a bigger scale and the emergence of private ownership. That brought
about profound social, economic changes. Individual families quit
the clan commune and became basic economic units. The clan commune
had disintegrated, though members of the same clan did live or hunt
together in the same area. Organized under the Qing Dynasty's "eight
banner system," the Oroqens were compelled to enlist in the armed
forces and send fur to the Qing court as tributes. Most soldiers
sent to fight in Xinjiang, Yunnan, Taiwan and other places lost
After the fall of the Qing Dynasty in 1911 came the rule of warlords
who effected some changes in the administrative setup of the "eight
banner system." Oroqen youths were dragged into "forest guerrilla
units," and Oroqen hunters were forced to settle down to farm. Most
of them later fled back to hunt in the forests. A few whom the warlords
had made officers became landlords who hired Oroqen, Han, Manchu
and Daur laborers to open up large tracts of land for crops.
The Japanese troops, who occupied northeast China in 1931, pulled
down the cottages and smashed the farm implements of the remaining
Oroqen farmers and drove them into the forests again. Oroqen youths
were press-ganged into "forest detachments" officered by Japanese.
The Japanese occupationists introduced opium smoking to ruin the
health of the Oroqen people, some of whom were used in bacteria
experiments. All this, coupled with incidence of epidemic diseases,
had so decimated the Oroqen population that only some 1,000 of them
remained at the time of the Japanese surrender in 1945.

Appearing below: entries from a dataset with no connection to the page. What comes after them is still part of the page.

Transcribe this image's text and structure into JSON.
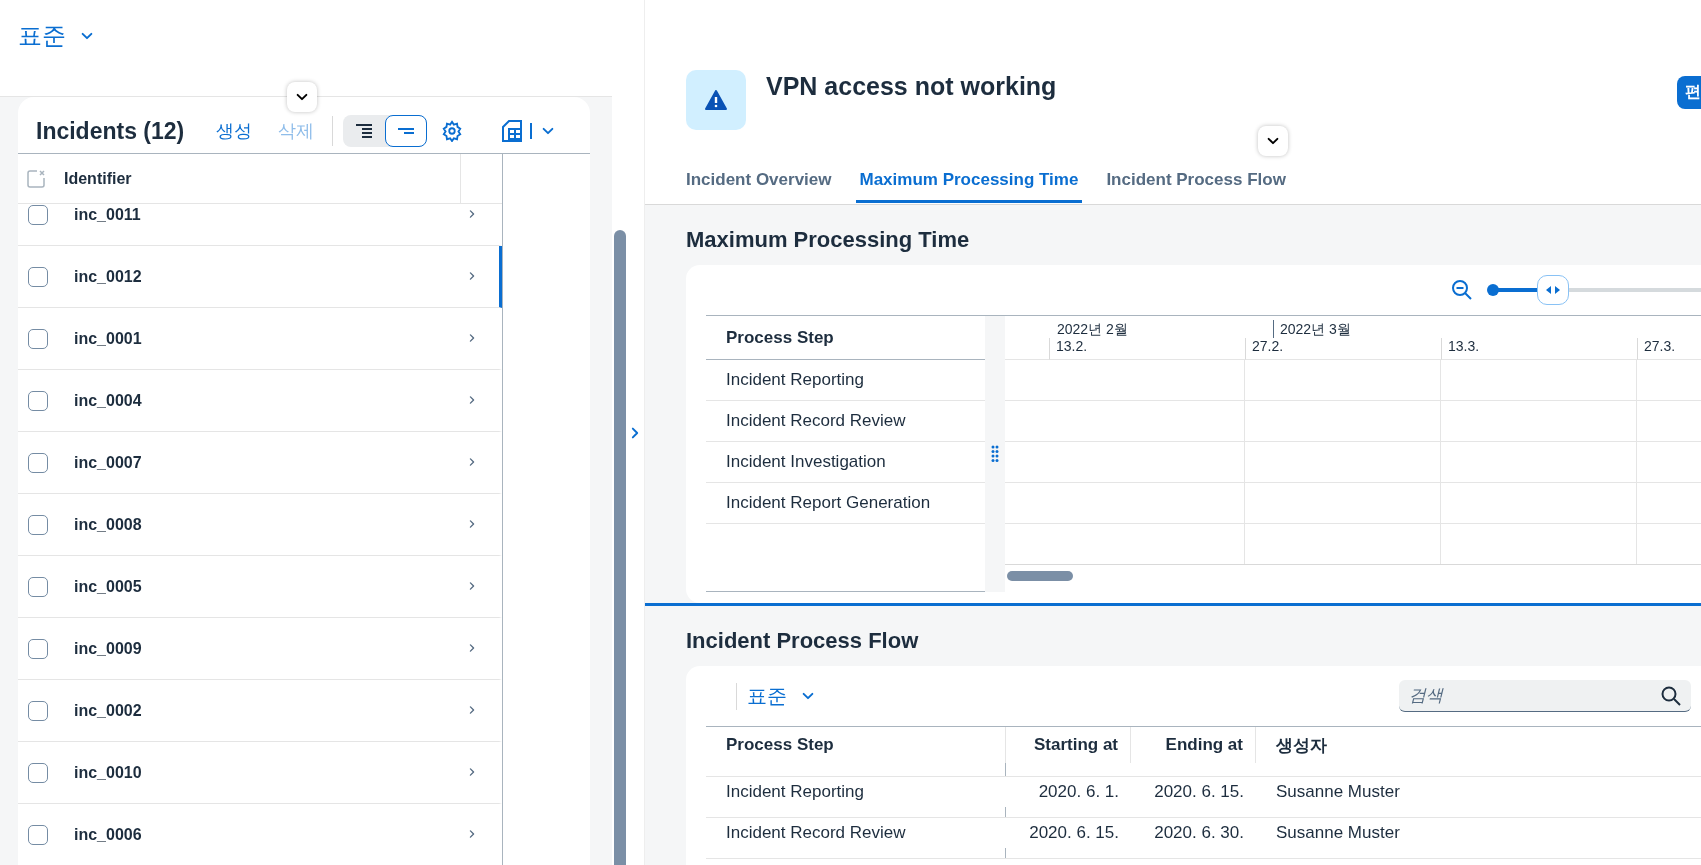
{
  "variant": {
    "label": "표준"
  },
  "list": {
    "title": "Incidents (12)",
    "actions": [
      {
        "label": "생성",
        "disabled": false
      },
      {
        "label": "삭제",
        "disabled": true
      }
    ],
    "view_toggle": [
      {
        "selected": false
      },
      {
        "selected": true
      }
    ],
    "column": "Identifier",
    "rows": [
      {
        "id": "inc_0011",
        "selected": false,
        "checked": false
      },
      {
        "id": "inc_0012",
        "selected": true,
        "checked": false
      },
      {
        "id": "inc_0001",
        "selected": false,
        "checked": false
      },
      {
        "id": "inc_0004",
        "selected": false,
        "checked": false
      },
      {
        "id": "inc_0007",
        "selected": false,
        "checked": false
      },
      {
        "id": "inc_0008",
        "selected": false,
        "checked": false
      },
      {
        "id": "inc_0005",
        "selected": false,
        "checked": false
      },
      {
        "id": "inc_0009",
        "selected": false,
        "checked": false
      },
      {
        "id": "inc_0002",
        "selected": false,
        "checked": false
      },
      {
        "id": "inc_0010",
        "selected": false,
        "checked": false
      },
      {
        "id": "inc_0006",
        "selected": false,
        "checked": false
      }
    ]
  },
  "object": {
    "title": "VPN access not working",
    "edit_button": "편",
    "tabs": [
      {
        "label": "Incident Overview",
        "selected": false
      },
      {
        "label": "Maximum Processing Time",
        "selected": true
      },
      {
        "label": "Incident Process Flow",
        "selected": false
      }
    ]
  },
  "gantt": {
    "title": "Maximum Processing Time",
    "zoom": {
      "level": 0.2
    },
    "step_column": "Process Step",
    "months": [
      "2022년 2월",
      "2022년 3월"
    ],
    "days": [
      "13.2.",
      "27.2.",
      "13.3.",
      "27.3."
    ],
    "steps": [
      "Incident Reporting",
      "Incident Record Review",
      "Incident Investigation",
      "Incident Report Generation"
    ]
  },
  "flow": {
    "title": "Incident Process Flow",
    "variant": "표준",
    "search": {
      "placeholder": "검색"
    },
    "columns": [
      {
        "label": "Process Step",
        "kind": "text"
      },
      {
        "label": "Starting at",
        "kind": "date"
      },
      {
        "label": "Ending at",
        "kind": "date"
      },
      {
        "label": "생성자",
        "kind": "text"
      }
    ],
    "rows": [
      [
        "Incident Reporting",
        "2020. 6. 1.",
        "2020. 6. 15.",
        "Susanne Muster"
      ],
      [
        "Incident Record Review",
        "2020. 6. 15.",
        "2020. 6. 30.",
        "Susanne Muster"
      ]
    ]
  }
}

Over a long period of time, the Oroqens had fought alongside other
ethnic groups in China against Tsarist Russian and Japanese aggression
to safeguard national unity.
New Life After the Founding of PRC
The Oroqen ethnic group was saved from extinction and a new life
began to dawn for this ethnic minority in the years following the
conclusion of the Anti-Japanese War in 1945. Shot-guns, cartridges
and supplies of food-grain, clothes, cooking oil and salt were sent
to the Oroqens by the government in the early days after the establishment
of the People¨s Republic of China. People sent by the government
helped them to raise production as well as to set up local government.
Following the inception of the Oroqen Autonomous Banner on October
1, 1951, several autonomous townships were set up in places where
the Oroqens live in compact communities. By 1981, government allocation
for construction in these places had already amounted to 46 million
yuan. Working at leading bodies at various levels are Oroqen functionaries.
While helping the Oroqens to promote hunting, the government made
efforts to help them switch over to a diversified economy and to
lead a settled life.
The building of permanent housing for the Oroqens got started
in 1952 with government allocations. A dozen villages were built
in the Heihe Area for 300 families that used to lead a wandering
life in 51 widely-scattered localities. Another three villages were
built for 150 families in 1958.
Taught by Han and Daur farmers, the Oroqens began to grow crops
in 1956. And by 1975, the people in the autonomous banner became
self-supporting in food-grain for the first time in Oroqen history.
With no industry whatsoever in the past, the autonomous banner
has now established 37 factories and workshops turning out farm
machinery, electric appliances, flour, powdered milk, furniture,
leather, fur and candies. The banner also has built schools, department
stores, hospitals, banks and cinemas.
All school-age children are enrolled in primary and middle schools.
Every year a number of youngsters enter institutions of higher learning.
The Oroqen people also have their own song and dance troupes, film
projection teams, broadcast stations and clubs.
Diseases took a heavy toll in the old days and 80 per cent of
the women suffered from gynaecological troubles due to the lack
of doctors and medicine and ignorance. They have been put under
control with the help of mobile medical teams sent by the government,
the launching of disease-prevention campaigns and the popularization
of the knowledge of hygine. As a result the Oroqen population increased
to 4,100 in 1982.